The Food and Drug Administration has approved Kadcyla, a new drug from Genentech, for treatment of advanced breast cancer. It combines the widely used Herceptin with a powerful toxin to more effectively kill cancer cells. It extended the median survival of women with advanced breast cancer by nearly half a year in a clinical trial. Read more at The New York Times.
Neuropathy often side effect from treatments
Neuropathy, the "pins and needles" pain, often occurs during or after certain cancer treatments. Chemotherapy drugs are more often linked to neuropathy, but radiation, surgery and the tumor itself may also damage nerves. Learn more about ways to deal with neuropathy.
Low vitamin D levels linked to high risk

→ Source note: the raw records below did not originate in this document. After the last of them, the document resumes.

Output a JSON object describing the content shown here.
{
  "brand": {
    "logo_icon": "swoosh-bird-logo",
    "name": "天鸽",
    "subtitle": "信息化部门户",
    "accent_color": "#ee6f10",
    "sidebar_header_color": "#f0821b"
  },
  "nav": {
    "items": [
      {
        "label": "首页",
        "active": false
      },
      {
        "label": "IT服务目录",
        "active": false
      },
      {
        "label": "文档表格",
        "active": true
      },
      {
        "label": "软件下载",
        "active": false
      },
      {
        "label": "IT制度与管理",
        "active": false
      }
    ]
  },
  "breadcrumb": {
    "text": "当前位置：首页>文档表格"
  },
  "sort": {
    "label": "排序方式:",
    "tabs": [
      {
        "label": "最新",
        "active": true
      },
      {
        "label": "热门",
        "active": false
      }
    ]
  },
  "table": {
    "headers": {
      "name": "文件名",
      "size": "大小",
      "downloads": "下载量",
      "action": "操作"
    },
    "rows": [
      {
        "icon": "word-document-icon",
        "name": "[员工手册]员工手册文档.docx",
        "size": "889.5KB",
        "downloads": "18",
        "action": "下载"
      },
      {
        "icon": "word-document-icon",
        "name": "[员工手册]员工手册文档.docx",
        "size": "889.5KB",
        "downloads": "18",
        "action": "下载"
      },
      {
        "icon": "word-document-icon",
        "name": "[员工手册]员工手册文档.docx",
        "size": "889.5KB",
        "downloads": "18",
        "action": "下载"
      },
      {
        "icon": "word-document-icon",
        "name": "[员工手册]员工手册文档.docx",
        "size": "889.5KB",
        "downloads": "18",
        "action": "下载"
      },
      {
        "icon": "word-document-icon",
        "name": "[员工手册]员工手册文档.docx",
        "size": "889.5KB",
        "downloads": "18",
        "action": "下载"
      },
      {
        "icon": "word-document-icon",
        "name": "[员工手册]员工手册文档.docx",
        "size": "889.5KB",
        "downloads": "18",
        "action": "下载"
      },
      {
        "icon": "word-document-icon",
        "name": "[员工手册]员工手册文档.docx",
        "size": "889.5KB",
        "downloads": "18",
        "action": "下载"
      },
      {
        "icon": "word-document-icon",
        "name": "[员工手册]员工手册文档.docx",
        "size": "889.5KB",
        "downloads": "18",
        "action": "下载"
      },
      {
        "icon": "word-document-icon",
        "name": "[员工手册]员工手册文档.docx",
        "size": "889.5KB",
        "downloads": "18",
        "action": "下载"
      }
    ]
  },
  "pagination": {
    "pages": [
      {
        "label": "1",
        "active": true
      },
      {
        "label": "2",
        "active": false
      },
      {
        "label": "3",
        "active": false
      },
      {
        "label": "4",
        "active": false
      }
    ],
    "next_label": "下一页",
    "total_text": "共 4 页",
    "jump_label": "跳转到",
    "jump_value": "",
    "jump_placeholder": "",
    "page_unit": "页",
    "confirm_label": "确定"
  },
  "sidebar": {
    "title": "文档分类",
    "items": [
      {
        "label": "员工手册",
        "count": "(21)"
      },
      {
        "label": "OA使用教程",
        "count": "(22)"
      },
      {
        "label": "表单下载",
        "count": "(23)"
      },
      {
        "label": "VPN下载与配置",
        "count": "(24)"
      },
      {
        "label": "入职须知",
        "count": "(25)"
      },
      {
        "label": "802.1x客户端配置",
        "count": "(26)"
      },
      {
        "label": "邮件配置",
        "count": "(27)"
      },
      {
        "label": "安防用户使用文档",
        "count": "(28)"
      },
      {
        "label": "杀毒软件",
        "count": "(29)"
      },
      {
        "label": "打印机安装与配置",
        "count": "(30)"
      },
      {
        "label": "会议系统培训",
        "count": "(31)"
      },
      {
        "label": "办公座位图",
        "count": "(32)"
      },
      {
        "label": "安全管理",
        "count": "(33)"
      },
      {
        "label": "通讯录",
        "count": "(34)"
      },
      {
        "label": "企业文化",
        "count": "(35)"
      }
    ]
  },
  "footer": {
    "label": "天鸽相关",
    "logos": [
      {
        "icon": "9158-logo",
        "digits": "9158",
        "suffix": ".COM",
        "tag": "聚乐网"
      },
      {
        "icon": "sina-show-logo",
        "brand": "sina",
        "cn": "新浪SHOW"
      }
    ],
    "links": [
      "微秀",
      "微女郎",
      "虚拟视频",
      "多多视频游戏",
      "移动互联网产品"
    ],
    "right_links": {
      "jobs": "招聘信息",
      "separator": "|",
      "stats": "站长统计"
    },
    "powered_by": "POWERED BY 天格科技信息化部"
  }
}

Low serum vitamin D levels in the months preceding diagnosis may predict a high risk of premenopausal breast cancer, according to a report in Cancer Causes and Control. Check out the study at Artemis from Johns Hopkins.
Research, services, consider minority populations
Breast cancer advocates know the importance of looking at the disease beyond the perspective of middle class white women. Here are a couple of updates to expand your thinking:
- In Minnesota, the Pink Shawl Project aims to raise awareness about breast health issues among the Native American population. The program seeks to educate women in Indian country about access to free mammograms, promote programs that increase access to breast health education, and give Native women an opportunity to honor cancer survivors and those who have walked on.
- Hispanic women often need an extra push to get them back to a doctor's office after a possible diagnosis of breast cancer. A new study in the journal Cancer found that assigning a patient navigator to Latinas who have abnormal breast cancer scans improves their health care.
- African American women are less likely to undergo sentinel node biopsy, which, if negative, can avoid the more invasive axillary dissection to find positive lymph nodes, according to research presented at December's San Antonio Breast Cancer Symposium.
Not all food-cancer links backed by fact
Studies suggesting that certain foods or supplements may either cause cancer or prevent it are not grounded in good science -- or any science, in some cases, according to a new report suggests. Cure Today posted news about the study, where researchers created a list of 50 random food items, then found studies from the last 35 years that claimed risks or benefits for the majority them. But most of the claims were based on weak evidence.
More research news is available from the Archives page.